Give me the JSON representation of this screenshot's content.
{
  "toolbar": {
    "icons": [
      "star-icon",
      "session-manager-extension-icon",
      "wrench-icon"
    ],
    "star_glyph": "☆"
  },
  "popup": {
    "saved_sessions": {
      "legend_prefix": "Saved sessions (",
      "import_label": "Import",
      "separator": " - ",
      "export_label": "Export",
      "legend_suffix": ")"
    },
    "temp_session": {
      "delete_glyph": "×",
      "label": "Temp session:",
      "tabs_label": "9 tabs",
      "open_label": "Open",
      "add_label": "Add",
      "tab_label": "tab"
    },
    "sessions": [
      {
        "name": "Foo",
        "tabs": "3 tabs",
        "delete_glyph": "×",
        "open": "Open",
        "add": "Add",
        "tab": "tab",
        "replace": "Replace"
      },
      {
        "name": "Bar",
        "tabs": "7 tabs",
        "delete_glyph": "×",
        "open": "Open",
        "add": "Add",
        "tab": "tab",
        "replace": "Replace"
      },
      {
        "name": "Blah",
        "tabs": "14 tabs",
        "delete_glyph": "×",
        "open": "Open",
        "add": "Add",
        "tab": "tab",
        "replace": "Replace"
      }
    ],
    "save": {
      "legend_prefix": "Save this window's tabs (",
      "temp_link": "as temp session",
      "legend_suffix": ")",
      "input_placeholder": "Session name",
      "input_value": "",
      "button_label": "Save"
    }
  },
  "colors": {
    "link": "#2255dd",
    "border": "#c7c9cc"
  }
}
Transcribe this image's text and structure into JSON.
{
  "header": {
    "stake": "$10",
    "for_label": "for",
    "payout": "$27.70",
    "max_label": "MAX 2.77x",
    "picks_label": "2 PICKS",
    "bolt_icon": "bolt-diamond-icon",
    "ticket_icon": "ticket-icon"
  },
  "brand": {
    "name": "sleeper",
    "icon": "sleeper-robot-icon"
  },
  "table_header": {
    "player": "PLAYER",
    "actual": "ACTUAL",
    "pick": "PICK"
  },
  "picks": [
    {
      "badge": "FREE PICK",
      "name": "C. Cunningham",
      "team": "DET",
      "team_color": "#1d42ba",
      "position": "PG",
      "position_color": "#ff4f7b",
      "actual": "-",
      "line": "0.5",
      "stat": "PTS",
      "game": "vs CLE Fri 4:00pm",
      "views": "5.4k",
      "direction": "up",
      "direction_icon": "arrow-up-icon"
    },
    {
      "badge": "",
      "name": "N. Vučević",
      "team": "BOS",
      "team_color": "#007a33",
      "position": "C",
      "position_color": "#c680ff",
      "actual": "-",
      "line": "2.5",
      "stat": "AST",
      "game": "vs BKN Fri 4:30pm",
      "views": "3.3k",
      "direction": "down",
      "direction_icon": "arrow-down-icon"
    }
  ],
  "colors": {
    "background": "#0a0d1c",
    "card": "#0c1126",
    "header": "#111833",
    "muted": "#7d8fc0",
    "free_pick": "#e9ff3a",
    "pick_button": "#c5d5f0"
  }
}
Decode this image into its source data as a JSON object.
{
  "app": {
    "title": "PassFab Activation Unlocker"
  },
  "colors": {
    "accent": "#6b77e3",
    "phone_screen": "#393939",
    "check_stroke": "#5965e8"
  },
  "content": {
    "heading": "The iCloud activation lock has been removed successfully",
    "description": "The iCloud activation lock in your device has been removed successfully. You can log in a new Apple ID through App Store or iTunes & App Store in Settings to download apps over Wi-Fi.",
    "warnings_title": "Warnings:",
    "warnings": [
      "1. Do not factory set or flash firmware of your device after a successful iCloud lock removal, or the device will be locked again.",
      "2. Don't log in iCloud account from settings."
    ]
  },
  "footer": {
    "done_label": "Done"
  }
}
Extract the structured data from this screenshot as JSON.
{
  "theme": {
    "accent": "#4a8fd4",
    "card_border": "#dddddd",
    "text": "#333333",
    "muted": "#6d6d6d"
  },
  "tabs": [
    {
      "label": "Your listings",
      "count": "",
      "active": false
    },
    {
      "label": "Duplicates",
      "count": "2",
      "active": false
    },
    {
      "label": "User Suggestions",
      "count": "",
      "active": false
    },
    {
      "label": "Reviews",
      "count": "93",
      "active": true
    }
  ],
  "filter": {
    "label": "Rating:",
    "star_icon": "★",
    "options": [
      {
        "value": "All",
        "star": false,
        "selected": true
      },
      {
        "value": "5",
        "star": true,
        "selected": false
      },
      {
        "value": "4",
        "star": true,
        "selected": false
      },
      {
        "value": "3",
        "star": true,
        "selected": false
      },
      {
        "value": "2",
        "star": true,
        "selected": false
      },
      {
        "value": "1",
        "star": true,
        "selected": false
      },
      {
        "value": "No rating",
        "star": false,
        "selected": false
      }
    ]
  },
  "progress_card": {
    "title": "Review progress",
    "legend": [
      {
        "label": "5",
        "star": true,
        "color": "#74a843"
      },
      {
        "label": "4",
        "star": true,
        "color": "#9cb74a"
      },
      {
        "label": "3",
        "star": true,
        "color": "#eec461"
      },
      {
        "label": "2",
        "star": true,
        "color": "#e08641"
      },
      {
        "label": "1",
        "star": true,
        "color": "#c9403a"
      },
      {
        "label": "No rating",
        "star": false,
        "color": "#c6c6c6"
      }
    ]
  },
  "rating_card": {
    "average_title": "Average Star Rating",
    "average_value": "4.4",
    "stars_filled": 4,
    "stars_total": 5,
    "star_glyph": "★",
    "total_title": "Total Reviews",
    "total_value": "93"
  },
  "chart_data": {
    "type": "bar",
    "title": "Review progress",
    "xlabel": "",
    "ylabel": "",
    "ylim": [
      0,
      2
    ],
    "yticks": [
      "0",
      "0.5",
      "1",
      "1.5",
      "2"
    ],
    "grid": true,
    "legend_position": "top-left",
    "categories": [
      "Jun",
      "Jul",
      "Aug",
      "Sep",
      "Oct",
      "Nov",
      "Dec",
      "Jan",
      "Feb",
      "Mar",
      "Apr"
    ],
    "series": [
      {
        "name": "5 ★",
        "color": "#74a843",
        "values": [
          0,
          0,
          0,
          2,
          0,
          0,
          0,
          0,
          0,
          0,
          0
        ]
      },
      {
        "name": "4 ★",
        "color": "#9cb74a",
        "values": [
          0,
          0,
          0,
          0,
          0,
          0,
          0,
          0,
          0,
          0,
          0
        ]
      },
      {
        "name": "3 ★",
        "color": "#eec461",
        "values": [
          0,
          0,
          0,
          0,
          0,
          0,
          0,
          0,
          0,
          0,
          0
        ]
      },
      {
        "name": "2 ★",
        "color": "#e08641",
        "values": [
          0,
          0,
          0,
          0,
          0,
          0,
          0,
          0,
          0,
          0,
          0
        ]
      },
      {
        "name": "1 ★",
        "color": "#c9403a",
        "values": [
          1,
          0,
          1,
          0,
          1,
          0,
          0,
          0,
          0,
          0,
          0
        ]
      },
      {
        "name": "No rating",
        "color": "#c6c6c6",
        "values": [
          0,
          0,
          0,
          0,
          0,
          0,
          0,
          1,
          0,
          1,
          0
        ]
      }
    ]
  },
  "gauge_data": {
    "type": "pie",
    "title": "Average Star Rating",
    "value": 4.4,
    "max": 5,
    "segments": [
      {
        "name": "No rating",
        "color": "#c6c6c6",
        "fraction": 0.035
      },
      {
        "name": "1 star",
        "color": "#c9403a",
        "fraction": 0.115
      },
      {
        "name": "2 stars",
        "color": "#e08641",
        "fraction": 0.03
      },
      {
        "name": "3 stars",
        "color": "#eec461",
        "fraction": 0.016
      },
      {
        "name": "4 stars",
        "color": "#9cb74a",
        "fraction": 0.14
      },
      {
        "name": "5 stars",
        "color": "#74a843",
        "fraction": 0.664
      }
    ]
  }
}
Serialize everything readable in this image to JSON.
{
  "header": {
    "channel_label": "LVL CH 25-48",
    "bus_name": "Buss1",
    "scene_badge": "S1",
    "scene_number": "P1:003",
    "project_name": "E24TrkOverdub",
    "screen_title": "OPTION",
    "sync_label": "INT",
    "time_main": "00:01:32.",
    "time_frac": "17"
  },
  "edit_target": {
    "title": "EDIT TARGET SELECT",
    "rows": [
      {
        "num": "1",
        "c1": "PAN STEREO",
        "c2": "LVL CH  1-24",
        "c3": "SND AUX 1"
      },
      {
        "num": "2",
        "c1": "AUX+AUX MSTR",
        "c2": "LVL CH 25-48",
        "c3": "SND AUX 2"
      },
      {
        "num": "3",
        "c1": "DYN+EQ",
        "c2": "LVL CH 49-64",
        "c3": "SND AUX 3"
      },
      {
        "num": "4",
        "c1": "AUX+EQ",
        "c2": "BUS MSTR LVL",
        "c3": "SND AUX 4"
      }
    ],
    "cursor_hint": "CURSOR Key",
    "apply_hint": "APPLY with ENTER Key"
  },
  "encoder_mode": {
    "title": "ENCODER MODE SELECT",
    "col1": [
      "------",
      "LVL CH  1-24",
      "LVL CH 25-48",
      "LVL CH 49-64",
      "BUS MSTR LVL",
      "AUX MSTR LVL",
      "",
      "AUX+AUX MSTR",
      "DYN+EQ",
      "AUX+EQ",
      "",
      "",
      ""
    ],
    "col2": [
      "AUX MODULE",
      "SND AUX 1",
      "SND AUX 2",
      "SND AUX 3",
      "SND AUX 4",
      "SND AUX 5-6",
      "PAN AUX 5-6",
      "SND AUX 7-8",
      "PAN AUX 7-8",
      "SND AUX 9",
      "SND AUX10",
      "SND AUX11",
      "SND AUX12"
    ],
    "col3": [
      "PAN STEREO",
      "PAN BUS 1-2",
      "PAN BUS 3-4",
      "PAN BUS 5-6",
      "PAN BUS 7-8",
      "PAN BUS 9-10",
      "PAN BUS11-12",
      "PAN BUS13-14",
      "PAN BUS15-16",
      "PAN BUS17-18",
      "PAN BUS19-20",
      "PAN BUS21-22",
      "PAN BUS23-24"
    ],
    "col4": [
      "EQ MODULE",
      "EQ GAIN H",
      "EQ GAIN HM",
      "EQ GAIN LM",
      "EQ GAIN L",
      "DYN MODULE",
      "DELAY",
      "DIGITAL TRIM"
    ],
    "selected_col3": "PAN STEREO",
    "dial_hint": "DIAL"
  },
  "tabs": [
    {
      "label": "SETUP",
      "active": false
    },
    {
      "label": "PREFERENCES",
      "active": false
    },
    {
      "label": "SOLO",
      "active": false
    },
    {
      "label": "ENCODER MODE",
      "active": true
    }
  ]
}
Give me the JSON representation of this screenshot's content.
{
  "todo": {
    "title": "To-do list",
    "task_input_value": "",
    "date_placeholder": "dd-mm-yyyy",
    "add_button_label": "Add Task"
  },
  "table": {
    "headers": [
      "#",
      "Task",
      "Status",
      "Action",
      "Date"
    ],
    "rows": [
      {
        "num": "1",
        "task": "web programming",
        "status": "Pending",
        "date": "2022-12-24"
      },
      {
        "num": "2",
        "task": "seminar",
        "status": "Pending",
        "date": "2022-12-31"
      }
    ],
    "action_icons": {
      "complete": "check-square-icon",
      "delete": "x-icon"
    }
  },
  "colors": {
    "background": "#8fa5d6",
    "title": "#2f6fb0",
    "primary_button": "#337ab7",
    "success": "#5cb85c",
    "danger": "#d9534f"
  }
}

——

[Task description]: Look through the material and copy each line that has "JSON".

[Exercise response]:
Give me the JSON representation of this screenshot's content.
Transcribe this image's text and structure into JSON.
Decode this image into its source data as a JSON object.
Extract the structured data from this screenshot as JSON.
Serialize everything readable in this image to JSON.
Give me the JSON representation of this screenshot's content.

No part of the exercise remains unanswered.